Freestyle Fellowship – The Promise
Circa ’93, I came across a little song called “Hot Potato” by a group called the Freestyle Fellowship. It was wacky and fun, but it was also innovative and it showed some superior lyrical skill. I was enthralled with the group and quickly gathered up everything I could find and they never disappointed. Their first album, “To Whom it May Concern”, while no masterpiece, was a solid record. However, “Inner City Griots” was an absolute masterpiece, one that is stilled played on a regular basis almost twenty years later. Between various solo albums, guest appearances and the highly acclaimed “Project Blowed” compilation,. The group consistently impressed me for the next several years.
But alas, things change and at some point, they lost their appeal.
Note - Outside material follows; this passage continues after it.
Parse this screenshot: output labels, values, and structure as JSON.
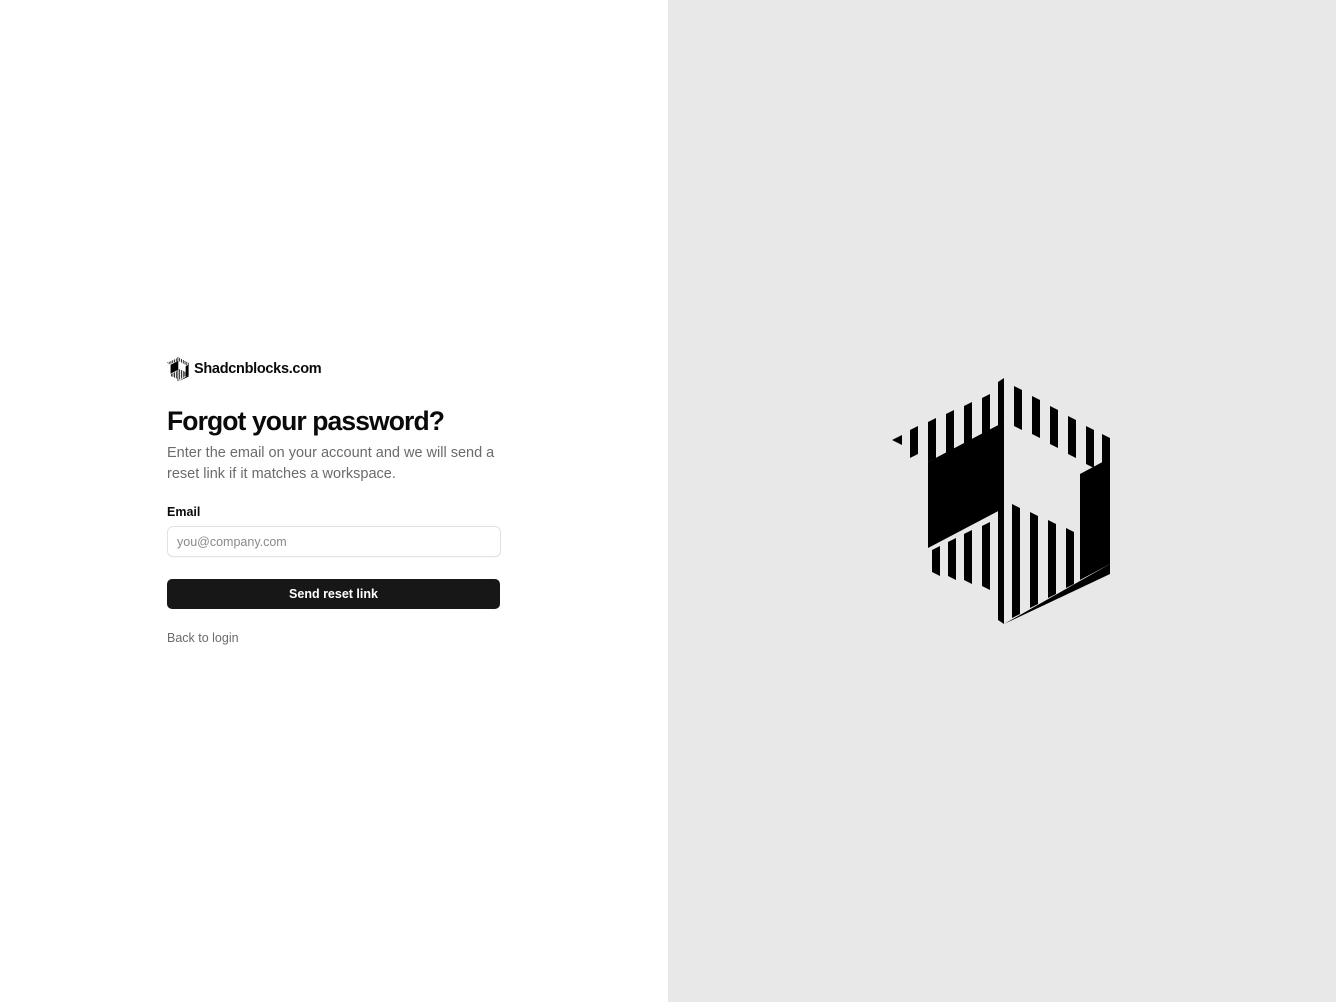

It could have been my growth and changing taste, but at times, there later releases seamed a little lazy and they lacked that spark. But being the obsessive fan I am, I always check out their releases which brings us to their latest album, “The Promise.”
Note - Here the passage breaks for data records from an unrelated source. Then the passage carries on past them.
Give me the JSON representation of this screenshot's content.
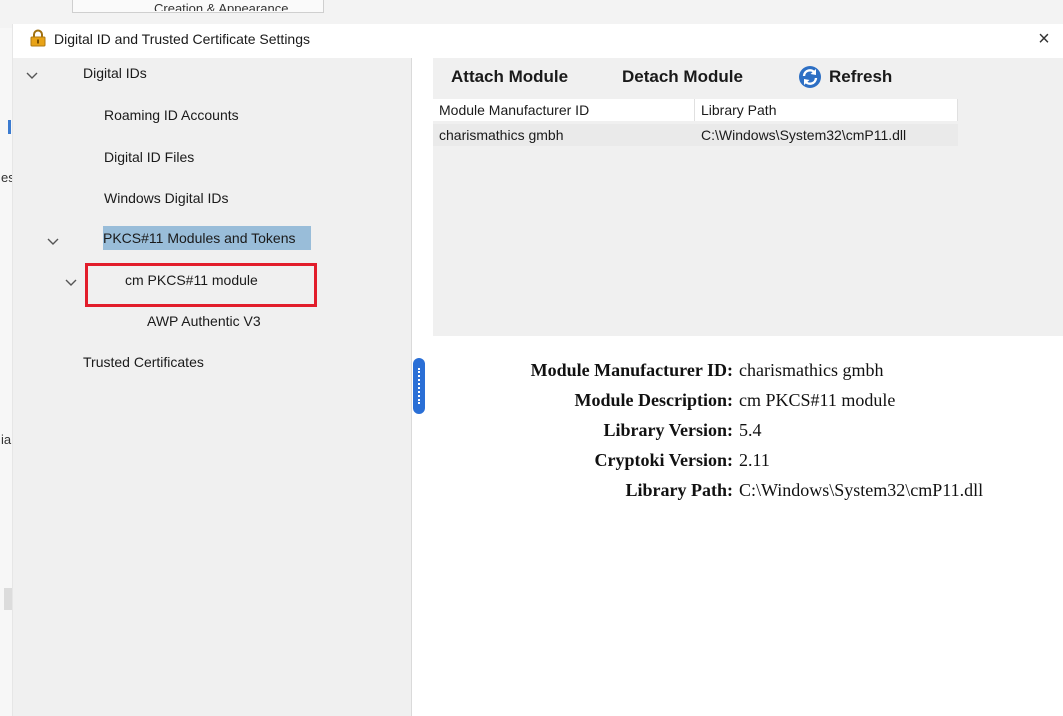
{
  "background": {
    "tab_text": "Creation & Appearance",
    "frag1": "es",
    "frag2": "ia"
  },
  "window": {
    "title": "Digital ID and Trusted Certificate Settings",
    "close_label": "×"
  },
  "tree": {
    "items": [
      {
        "label": "Digital IDs"
      },
      {
        "label": "Roaming ID Accounts"
      },
      {
        "label": "Digital ID Files"
      },
      {
        "label": "Windows Digital IDs"
      },
      {
        "label": "PKCS#11 Modules and Tokens"
      },
      {
        "label": "cm PKCS#11 module"
      },
      {
        "label": "AWP Authentic V3"
      },
      {
        "label": "Trusted Certificates"
      }
    ]
  },
  "toolbar": {
    "attach_label": "Attach Module",
    "detach_label": "Detach Module",
    "refresh_label": "Refresh"
  },
  "table": {
    "columns": [
      "Module Manufacturer ID",
      "Library Path"
    ],
    "rows": [
      [
        "charismathics gmbh",
        "C:\\Windows\\System32\\cmP11.dll"
      ]
    ]
  },
  "details": [
    {
      "label": "Module Manufacturer ID:",
      "value": "charismathics gmbh"
    },
    {
      "label": "Module Description:",
      "value": "cm PKCS#11 module"
    },
    {
      "label": "Library Version:",
      "value": "5.4"
    },
    {
      "label": "Cryptoki Version:",
      "value": "2.11"
    },
    {
      "label": "Library Path:",
      "value": "C:\\Windows\\System32\\cmP11.dll"
    }
  ],
  "colors": {
    "selection": "#99bdd9",
    "highlight": "#e21d2b",
    "splitter": "#2a6fd6"
  }
}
I can honestly say that I’m actually somewhat impressed. “The Promise” is a solid album. The album is full of creative songs, inspired lyrics, and moments of genius. It’s got some of their trademark harmonies. It’s got some straight-up lyrical gems.
The main disappointment is the production. Gone is that sample heavy, jazzy vibe of “Inner City Griots.” Unfortunately, that’s a problem across the board with Hip-Hop. Sampling is the foundation of the beat and since sampling has been demonized, its hard to really do it like it was back in the day, so the music suffers. But enough of that rant…The beats on “The Promise” are, with some exception. more in that electro style that has permeated the west coast lately. The Fellowships vocals have always been heavily rooted in Jazz, and it has long been its own instrument and that’s why their earlier work was so ground breaking because everything worked together so well. So paring their vocals with more standard hip-hop productions styles has some limitations.
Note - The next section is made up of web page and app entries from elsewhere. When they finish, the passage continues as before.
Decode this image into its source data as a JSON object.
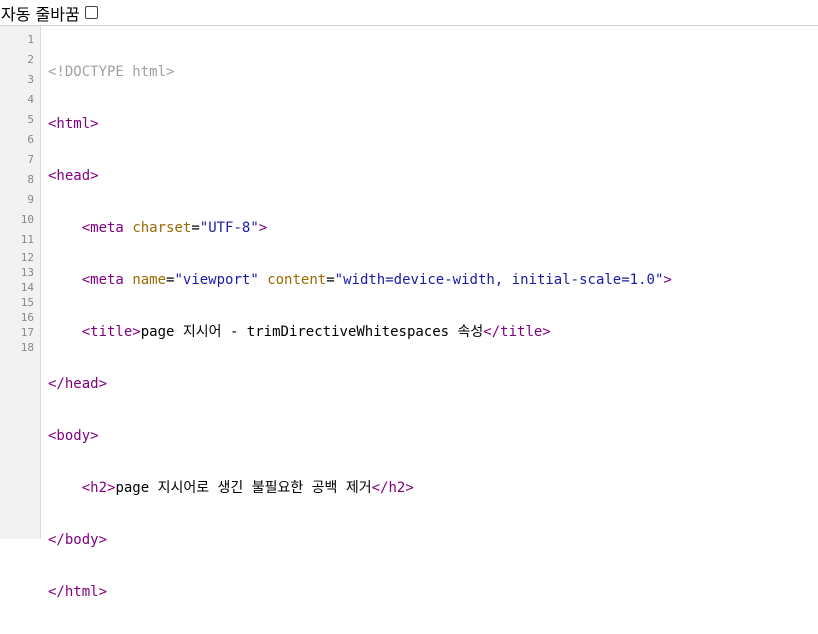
{
  "toolbar": {
    "wrap_label": "자동 줄바꿈",
    "wrap_checked": false
  },
  "gutter": {
    "line_numbers": [
      "1",
      "2",
      "3",
      "4",
      "5",
      "6",
      "7",
      "8",
      "9",
      "10",
      "11",
      "12",
      "13",
      "14",
      "15",
      "16",
      "17",
      "18"
    ]
  },
  "code": {
    "l1": "<!DOCTYPE html>",
    "l2_tag": "<html>",
    "l3_tag": "<head>",
    "l4_open": "<meta",
    "l4_attr": "charset",
    "l4_eq": "=",
    "l4_val": "\"UTF-8\"",
    "l4_close": ">",
    "l5_open": "<meta",
    "l5_attr1": "name",
    "l5_eq1": "=",
    "l5_val1": "\"viewport\"",
    "l5_attr2": "content",
    "l5_eq2": "=",
    "l5_val2": "\"width=device-width, initial-scale=1.0\"",
    "l5_close": ">",
    "l6_open": "<title>",
    "l6_text": "page 지시어 - trimDirectiveWhitespaces 속성",
    "l6_close": "</title>",
    "l7_tag": "</head>",
    "l8_tag": "<body>",
    "l9_open": "<h2>",
    "l9_text": "page 지시어로 생긴 불필요한 공백 제거",
    "l9_close": "</h2>",
    "l10_tag": "</body>",
    "l11_tag": "</html>"
  }
}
That said though, as emcees, these guys are at such a caliper that even with some slightly sub-par production, they still shine, which ends up making this a pretty good album, their best since “Inner City Griots.”